Vare, L.L., Masse, G., Gregory, T.R., Smart, C.W. and Belt, S.T. 2009. Sea ice variations in the central Canadian Arctic Archipelago during the Holocene. Quaternary Science Reviews 28: 1354-1366.

Belt et al. (2007) recently proposed the use of a novel biomarker (IP25), which the authors describe as a mono-unsaturated highly-branched isoprenoid that is synthesized by sea ice diatoms that have been shown to be stable in sediments below Arctic sea ice.

What was done
Based on IP25 data obtained from a marine sediment core retrieved from Barrow Strait (7416.05'N, 9106.38'W), which they compared with "complementary proxy data obtained form analysis of other organic biomarkers, stable isotope composition of bulk organic matter, benthic foraminifera, particle size distributions and ratios of inorganic elements," the five UK scientists developed a spring sea ice record for that part of the central Canadian Arctic Archipelago.

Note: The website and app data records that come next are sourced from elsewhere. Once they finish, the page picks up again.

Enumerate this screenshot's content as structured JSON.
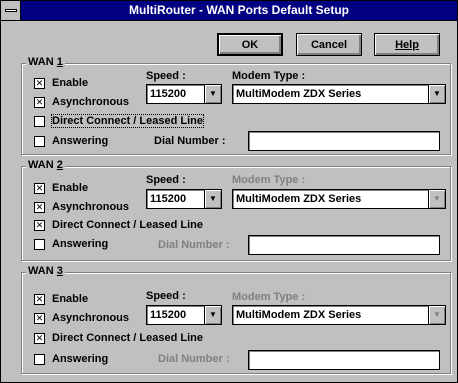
{
  "window": {
    "title": "MultiRouter - WAN Ports Default Setup"
  },
  "buttons": {
    "ok": "OK",
    "cancel": "Cancel",
    "help": "Help"
  },
  "labels": {
    "speed": "Speed :",
    "modem_type": "Modem Type :",
    "dial_number": "Dial Number :",
    "enable": "Enable",
    "asynchronous": "Asynchronous",
    "direct_connect": "Direct Connect / Leased Line",
    "answering": "Answering"
  },
  "wan": [
    {
      "title": "WAN ",
      "number": "1",
      "enable": true,
      "asynchronous": true,
      "direct_connect": false,
      "answering": false,
      "speed": "115200",
      "modem_type": "MultiModem ZDX Series",
      "modem_enabled": true,
      "dial_number": ""
    },
    {
      "title": "WAN ",
      "number": "2",
      "enable": true,
      "asynchronous": true,
      "direct_connect": true,
      "answering": false,
      "speed": "115200",
      "modem_type": "MultiModem ZDX Series",
      "modem_enabled": false,
      "dial_number": ""
    },
    {
      "title": "WAN ",
      "number": "3",
      "enable": true,
      "asynchronous": true,
      "direct_connect": true,
      "answering": false,
      "speed": "115200",
      "modem_type": "MultiModem ZDX Series",
      "modem_enabled": false,
      "dial_number": ""
    }
  ],
  "icons": {
    "system_menu": "system-menu-icon",
    "combo_arrow": "dropdown-arrow-icon",
    "checkbox_mark": "x-check-icon"
  },
  "colors": {
    "titlebar": "#000080",
    "face": "#c0c0c0",
    "disabled_text": "#808080"
  }
}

What was learned
Vare et al. discovered evidence for a decrease in spring sea ice between approximately 1200 and 800 years before present (BP), which was followed by an increase in sea ice over the last 400 years of their record (between 800 and 400 years BP). "Interestingly," as they describe it, "these latter two intervals coincide with, respectively, the so-called Mediaeval Warm Period and Little Ice Age, which commonly feature in lower latitude palaeo-climatic studies."

What it means
The researchers say they anticipate that the data set from their study "will be important for further palaeo-climate reconstruction and for future climate prediction models," and in this they are correct. We will soon be adding its findings to our Medieval Warm Period Project, for example, where it will further demonstrate the global nature of the MWP, which other data suggest was often warmer that what the earth has been during the Current Warm Period, which observation does not accord well with state-of-the-art climate model simulations.

Belt, S.T., Masse, G., Rowland, S.J., Poulin, M., Michel, C. and LeBlanc, B. 2007. A novel chemical fossil of palaeo sea ice: IP25. Organic Geochemistry 38: 16-27.

Reviewed 9 September 2009